Look over the material for the string "小主持人或在超话内等级". Copy every line where it turns up.

━━━━━━━━

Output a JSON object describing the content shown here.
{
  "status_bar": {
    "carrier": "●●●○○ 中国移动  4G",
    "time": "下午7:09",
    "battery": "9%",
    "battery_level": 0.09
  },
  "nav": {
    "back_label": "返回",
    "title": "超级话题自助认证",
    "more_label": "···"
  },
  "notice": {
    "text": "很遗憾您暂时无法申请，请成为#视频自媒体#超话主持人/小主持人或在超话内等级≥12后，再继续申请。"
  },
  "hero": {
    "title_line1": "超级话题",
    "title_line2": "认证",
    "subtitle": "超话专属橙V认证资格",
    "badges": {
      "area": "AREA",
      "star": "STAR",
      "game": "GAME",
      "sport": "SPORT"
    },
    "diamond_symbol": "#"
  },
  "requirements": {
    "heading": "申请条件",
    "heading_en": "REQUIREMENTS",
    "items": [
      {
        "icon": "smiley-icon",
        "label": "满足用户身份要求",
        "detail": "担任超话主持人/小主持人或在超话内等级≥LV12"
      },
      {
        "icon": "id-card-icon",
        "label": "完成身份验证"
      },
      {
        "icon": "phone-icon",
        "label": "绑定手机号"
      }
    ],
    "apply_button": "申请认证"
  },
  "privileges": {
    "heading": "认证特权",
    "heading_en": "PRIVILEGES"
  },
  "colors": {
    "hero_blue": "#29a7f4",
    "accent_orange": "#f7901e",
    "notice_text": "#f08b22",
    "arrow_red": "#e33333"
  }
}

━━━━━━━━

## EXERCISE RESULT
    "text": "很遗憾您暂时无法申请，请成为#视频自媒体#超话主持人/小主持人或在超话内等级≥12后，再继续申请。"
        "detail": "担任超话主持人/小主持人或在超话内等级≥LV12"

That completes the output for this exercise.